→ **Exercise**
When duplicating the records beneath this instruction, omit every picture and keep all else exact.

(Web page and app entries)
★ ★ ★ ★

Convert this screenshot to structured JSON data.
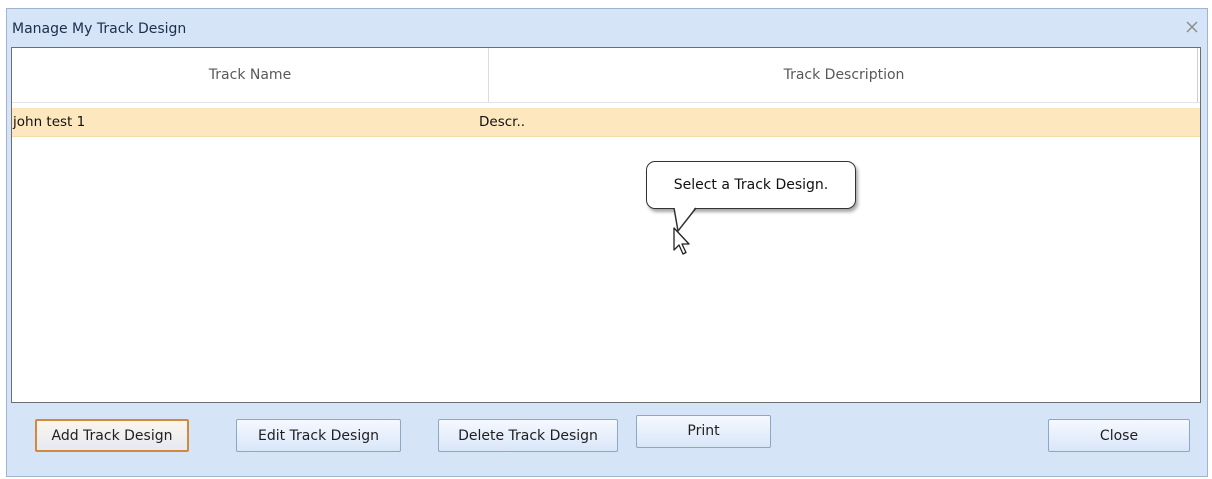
{
  "window": {
    "title": "Manage My Track Design"
  },
  "grid": {
    "columns": [
      "Track Name",
      "Track Description"
    ],
    "rows": [
      {
        "name": "john test 1",
        "description": "Descr.."
      }
    ]
  },
  "tooltip": {
    "text": "Select a Track Design."
  },
  "buttons": {
    "add": "Add Track Design",
    "edit": "Edit Track Design",
    "delete": "Delete Track Design",
    "print": "Print",
    "close": "Close"
  },
  "icons": {
    "window_close": "close-icon",
    "pointer": "mouse-pointer-icon"
  },
  "colors": {
    "window_bg": "#d5e4f7",
    "selected_row": "#fde7bf",
    "default_button_border": "#d18a3b"
  }
}
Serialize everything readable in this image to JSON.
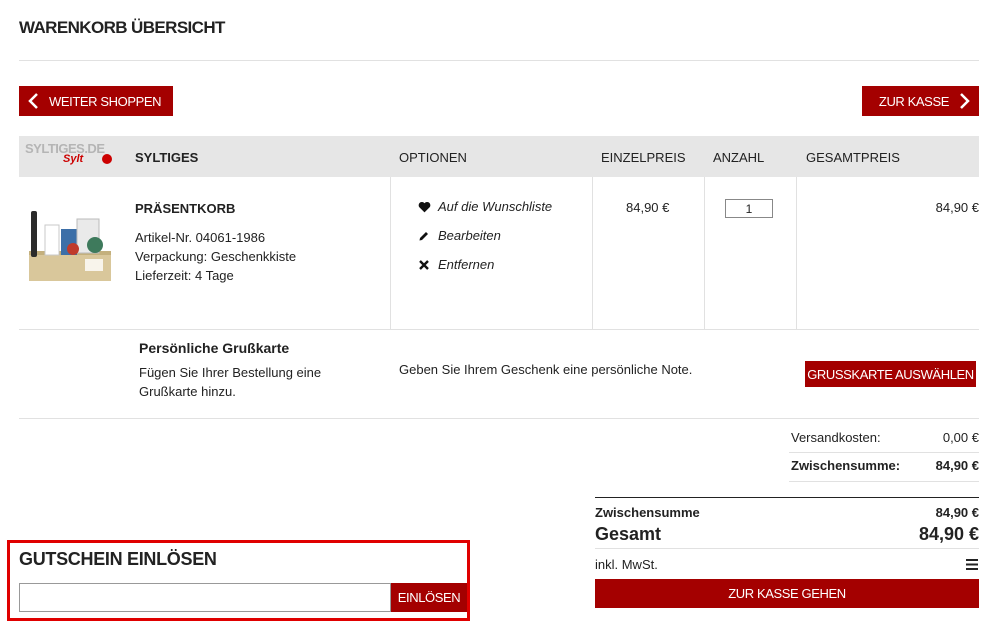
{
  "page": {
    "title": "WARENKORB ÜBERSICHT"
  },
  "nav": {
    "continue_label": "WEITER SHOPPEN",
    "checkout_label": "ZUR KASSE"
  },
  "table": {
    "logo_text": "SYLTIGES.DE",
    "logo_sub": "Sylt",
    "headers": {
      "shop": "SYLTIGES",
      "options": "OPTIONEN",
      "unit_price": "EINZELPREIS",
      "quantity": "ANZAHL",
      "total": "GESAMTPREIS"
    }
  },
  "item": {
    "name": "PRÄSENTKORB",
    "article": "Artikel-Nr. 04061-1986",
    "packaging": "Verpackung: Geschenkkiste",
    "delivery": "Lieferzeit: 4 Tage",
    "options": [
      "Auf die Wunschliste",
      "Bearbeiten",
      "Entfernen"
    ],
    "option_icons": [
      "heart-icon",
      "pencil-icon",
      "close-icon"
    ],
    "unit_price": "84,90 €",
    "quantity": "1",
    "total": "84,90 €"
  },
  "greeting": {
    "title": "Persönliche Grußkarte",
    "desc_line1": "Fügen Sie Ihrer Bestellung eine",
    "desc_line2": "Grußkarte hinzu.",
    "note": "Geben Sie Ihrem Geschenk eine persönliche Note.",
    "button": "GRUSSKARTE AUSWÄHLEN"
  },
  "subtotals": {
    "shipping_label": "Versandkosten:",
    "shipping_value": "0,00 €",
    "subtotal_label": "Zwischensumme:",
    "subtotal_value": "84,90 €"
  },
  "voucher": {
    "title": "GUTSCHEIN EINLÖSEN",
    "input_value": "",
    "button": "EINLÖSEN"
  },
  "totals": {
    "subtotal_label": "Zwischensumme",
    "subtotal_value": "84,90 €",
    "total_label": "Gesamt",
    "total_value": "84,90 €",
    "vat_label": "inkl. MwSt.",
    "checkout_button": "ZUR KASSE GEHEN"
  },
  "colors": {
    "accent": "#a40000",
    "highlight_border": "#e00000",
    "header_bg": "#e6e6e6"
  }
}
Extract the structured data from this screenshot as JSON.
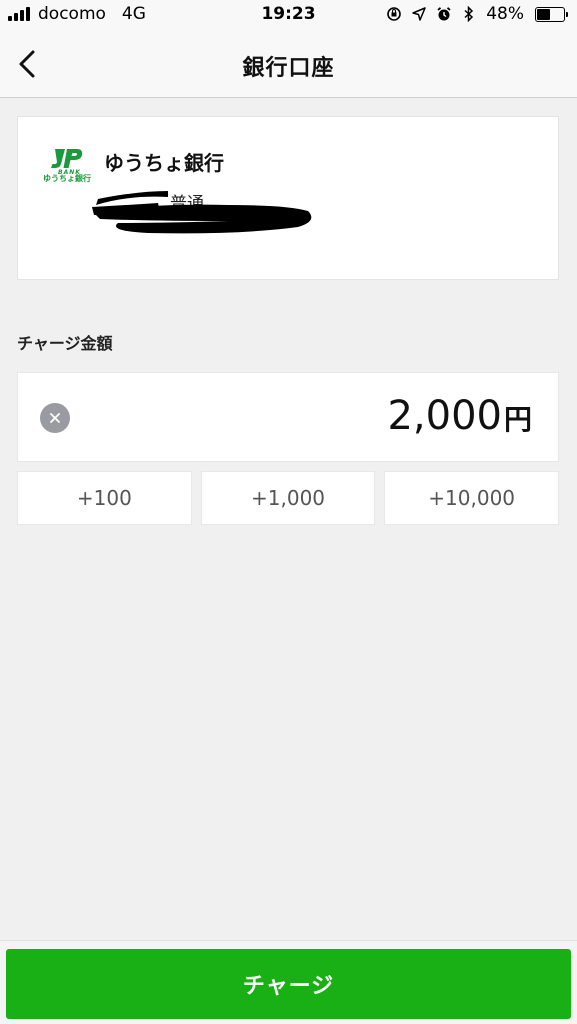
{
  "status_bar": {
    "carrier": "docomo",
    "network": "4G",
    "time": "19:23",
    "battery_percent": "48%",
    "battery_level": 0.48,
    "icons": [
      "orientation-lock-icon",
      "location-arrow-icon",
      "alarm-icon",
      "bluetooth-icon"
    ]
  },
  "header": {
    "title": "銀行口座",
    "back_icon": "chevron-left-icon"
  },
  "bank": {
    "logo_text": "JP",
    "logo_sub": "BANK",
    "logo_caption": "ゆうちょ銀行",
    "name": "ゆうちょ銀行",
    "account_type": "普通",
    "brand_color": "#1a9a3c"
  },
  "charge": {
    "section_label": "チャージ金額",
    "amount": "2,000",
    "unit": "円",
    "clear_icon": "clear-x-icon",
    "increments": [
      "+100",
      "+1,000",
      "+10,000"
    ],
    "button_label": "チャージ",
    "accent_color": "#19b016"
  }
}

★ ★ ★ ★

→ **Reply to the task**
Convert this screenshot to structured JSON data.
{
  "window": {
    "title": "Manage My Track Design"
  },
  "grid": {
    "columns": [
      "Track Name",
      "Track Description"
    ],
    "rows": [
      {
        "name": "john test 1",
        "description": "Descr.."
      }
    ]
  },
  "tooltip": {
    "text": "Select a Track Design."
  },
  "buttons": {
    "add": "Add Track Design",
    "edit": "Edit Track Design",
    "delete": "Delete Track Design",
    "print": "Print",
    "close": "Close"
  },
  "icons": {
    "window_close": "close-icon",
    "pointer": "mouse-pointer-icon"
  },
  "colors": {
    "window_bg": "#d5e4f7",
    "selected_row": "#fde7bf",
    "default_button_border": "#d18a3b"
  }
}
Serialize everything readable in this image to JSON.
{
  "page": {
    "title": "WARENKORB ÜBERSICHT"
  },
  "nav": {
    "continue_label": "WEITER SHOPPEN",
    "checkout_label": "ZUR KASSE"
  },
  "table": {
    "logo_text": "SYLTIGES.DE",
    "logo_sub": "Sylt",
    "headers": {
      "shop": "SYLTIGES",
      "options": "OPTIONEN",
      "unit_price": "EINZELPREIS",
      "quantity": "ANZAHL",
      "total": "GESAMTPREIS"
    }
  },
  "item": {
    "name": "PRÄSENTKORB",
    "article": "Artikel-Nr. 04061-1986",
    "packaging": "Verpackung: Geschenkkiste",
    "delivery": "Lieferzeit: 4 Tage",
    "options": [
      "Auf die Wunschliste",
      "Bearbeiten",
      "Entfernen"
    ],
    "option_icons": [
      "heart-icon",
      "pencil-icon",
      "close-icon"
    ],
    "unit_price": "84,90 €",
    "quantity": "1",
    "total": "84,90 €"
  },
  "greeting": {
    "title": "Persönliche Grußkarte",
    "desc_line1": "Fügen Sie Ihrer Bestellung eine",
    "desc_line2": "Grußkarte hinzu.",
    "note": "Geben Sie Ihrem Geschenk eine persönliche Note.",
    "button": "GRUSSKARTE AUSWÄHLEN"
  },
  "subtotals": {
    "shipping_label": "Versandkosten:",
    "shipping_value": "0,00 €",
    "subtotal_label": "Zwischensumme:",
    "subtotal_value": "84,90 €"
  },
  "voucher": {
    "title": "GUTSCHEIN EINLÖSEN",
    "input_value": "",
    "button": "EINLÖSEN"
  },
  "totals": {
    "subtotal_label": "Zwischensumme",
    "subtotal_value": "84,90 €",
    "total_label": "Gesamt",
    "total_value": "84,90 €",
    "vat_label": "inkl. MwSt.",
    "checkout_button": "ZUR KASSE GEHEN"
  },
  "colors": {
    "accent": "#a40000",
    "highlight_border": "#e00000",
    "header_bg": "#e6e6e6"
  }
}
Extract the structured data from this screenshot as JSON.
{
  "status_bar": {
    "carrier": "docomo",
    "network": "4G",
    "time": "19:23",
    "battery_percent": "48%",
    "battery_level": 0.48,
    "icons": [
      "orientation-lock-icon",
      "location-arrow-icon",
      "alarm-icon",
      "bluetooth-icon"
    ]
  },
  "header": {
    "title": "銀行口座",
    "back_icon": "chevron-left-icon"
  },
  "bank": {
    "logo_text": "JP",
    "logo_sub": "BANK",
    "logo_caption": "ゆうちょ銀行",
    "name": "ゆうちょ銀行",
    "account_type": "普通",
    "brand_color": "#1a9a3c"
  },
  "charge": {
    "section_label": "チャージ金額",
    "amount": "2,000",
    "unit": "円",
    "clear_icon": "clear-x-icon",
    "increments": [
      "+100",
      "+1,000",
      "+10,000"
    ],
    "button_label": "チャージ",
    "accent_color": "#19b016"
  }
}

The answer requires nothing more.